> **Aim of the task**: The answer must be a bare number: the count of lines below that contain "Figure".

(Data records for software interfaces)
++++++++

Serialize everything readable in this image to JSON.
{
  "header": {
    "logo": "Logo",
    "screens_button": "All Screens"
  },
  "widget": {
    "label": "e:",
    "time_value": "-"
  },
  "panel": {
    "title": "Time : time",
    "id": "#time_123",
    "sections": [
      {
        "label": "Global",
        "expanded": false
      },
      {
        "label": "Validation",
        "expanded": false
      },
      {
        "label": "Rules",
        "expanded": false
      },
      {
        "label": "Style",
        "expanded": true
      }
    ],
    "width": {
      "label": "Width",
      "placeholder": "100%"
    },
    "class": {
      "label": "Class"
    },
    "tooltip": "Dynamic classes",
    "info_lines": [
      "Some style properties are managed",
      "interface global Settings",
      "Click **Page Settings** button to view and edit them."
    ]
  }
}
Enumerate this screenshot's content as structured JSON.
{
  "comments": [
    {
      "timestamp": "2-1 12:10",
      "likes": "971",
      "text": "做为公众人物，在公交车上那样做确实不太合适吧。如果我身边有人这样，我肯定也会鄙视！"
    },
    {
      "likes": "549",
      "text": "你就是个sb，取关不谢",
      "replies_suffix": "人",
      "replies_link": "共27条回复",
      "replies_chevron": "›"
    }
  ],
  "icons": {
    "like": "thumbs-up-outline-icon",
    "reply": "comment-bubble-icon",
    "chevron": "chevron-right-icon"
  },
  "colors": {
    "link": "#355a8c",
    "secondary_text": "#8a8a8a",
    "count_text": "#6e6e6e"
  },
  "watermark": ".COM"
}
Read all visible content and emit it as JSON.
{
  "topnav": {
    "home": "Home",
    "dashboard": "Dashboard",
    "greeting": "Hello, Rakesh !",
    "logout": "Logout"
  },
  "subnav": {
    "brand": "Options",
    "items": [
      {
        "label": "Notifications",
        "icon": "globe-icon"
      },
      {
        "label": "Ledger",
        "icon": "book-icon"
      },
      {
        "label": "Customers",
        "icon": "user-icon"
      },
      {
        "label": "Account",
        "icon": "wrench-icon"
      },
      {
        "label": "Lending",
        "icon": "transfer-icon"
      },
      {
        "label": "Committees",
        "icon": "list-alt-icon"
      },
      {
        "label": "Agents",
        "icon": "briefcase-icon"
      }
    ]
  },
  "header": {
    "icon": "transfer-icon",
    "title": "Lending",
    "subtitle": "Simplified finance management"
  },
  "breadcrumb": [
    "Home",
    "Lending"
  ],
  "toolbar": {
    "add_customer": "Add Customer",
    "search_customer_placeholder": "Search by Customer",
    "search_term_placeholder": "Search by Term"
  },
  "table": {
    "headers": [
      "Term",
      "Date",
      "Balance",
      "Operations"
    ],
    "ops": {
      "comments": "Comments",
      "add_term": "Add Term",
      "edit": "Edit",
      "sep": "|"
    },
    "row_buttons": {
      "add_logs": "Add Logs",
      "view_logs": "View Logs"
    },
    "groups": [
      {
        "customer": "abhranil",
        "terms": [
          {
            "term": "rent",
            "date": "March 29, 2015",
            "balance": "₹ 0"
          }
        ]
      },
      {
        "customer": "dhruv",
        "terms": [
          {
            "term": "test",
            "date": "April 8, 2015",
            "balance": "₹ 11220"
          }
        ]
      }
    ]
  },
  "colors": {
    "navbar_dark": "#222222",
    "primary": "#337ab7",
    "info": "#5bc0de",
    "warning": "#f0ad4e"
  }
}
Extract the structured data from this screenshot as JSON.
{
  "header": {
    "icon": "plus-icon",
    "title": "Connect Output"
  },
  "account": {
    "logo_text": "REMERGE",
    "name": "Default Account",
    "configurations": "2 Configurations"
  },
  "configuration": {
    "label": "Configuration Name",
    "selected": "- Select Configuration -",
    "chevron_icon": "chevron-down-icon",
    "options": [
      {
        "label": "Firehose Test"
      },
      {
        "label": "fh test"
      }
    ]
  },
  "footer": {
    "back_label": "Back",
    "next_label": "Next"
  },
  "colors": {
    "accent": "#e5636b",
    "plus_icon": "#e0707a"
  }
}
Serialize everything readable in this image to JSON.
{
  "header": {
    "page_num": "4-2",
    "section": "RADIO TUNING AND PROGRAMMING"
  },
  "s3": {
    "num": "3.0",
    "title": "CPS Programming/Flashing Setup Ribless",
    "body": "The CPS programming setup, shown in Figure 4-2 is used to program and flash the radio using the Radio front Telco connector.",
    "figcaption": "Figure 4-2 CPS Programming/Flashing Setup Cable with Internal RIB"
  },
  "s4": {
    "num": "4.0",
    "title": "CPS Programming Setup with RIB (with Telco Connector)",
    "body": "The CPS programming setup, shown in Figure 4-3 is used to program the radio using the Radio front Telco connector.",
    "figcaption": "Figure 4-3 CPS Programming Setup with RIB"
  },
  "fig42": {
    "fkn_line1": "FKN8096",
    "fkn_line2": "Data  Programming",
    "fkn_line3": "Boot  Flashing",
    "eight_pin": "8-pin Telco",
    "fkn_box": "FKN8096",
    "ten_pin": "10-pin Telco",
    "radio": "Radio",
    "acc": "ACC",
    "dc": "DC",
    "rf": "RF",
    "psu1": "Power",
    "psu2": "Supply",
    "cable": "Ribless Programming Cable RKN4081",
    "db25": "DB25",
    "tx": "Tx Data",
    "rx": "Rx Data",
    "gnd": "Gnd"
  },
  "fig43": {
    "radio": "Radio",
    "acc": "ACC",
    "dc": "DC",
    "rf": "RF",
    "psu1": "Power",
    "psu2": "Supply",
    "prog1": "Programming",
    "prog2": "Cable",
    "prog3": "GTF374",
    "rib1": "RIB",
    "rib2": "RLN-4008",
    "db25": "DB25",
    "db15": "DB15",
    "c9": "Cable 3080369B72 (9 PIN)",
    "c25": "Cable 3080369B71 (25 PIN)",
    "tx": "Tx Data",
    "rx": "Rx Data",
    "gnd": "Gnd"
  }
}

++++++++

> **Finished task**: 4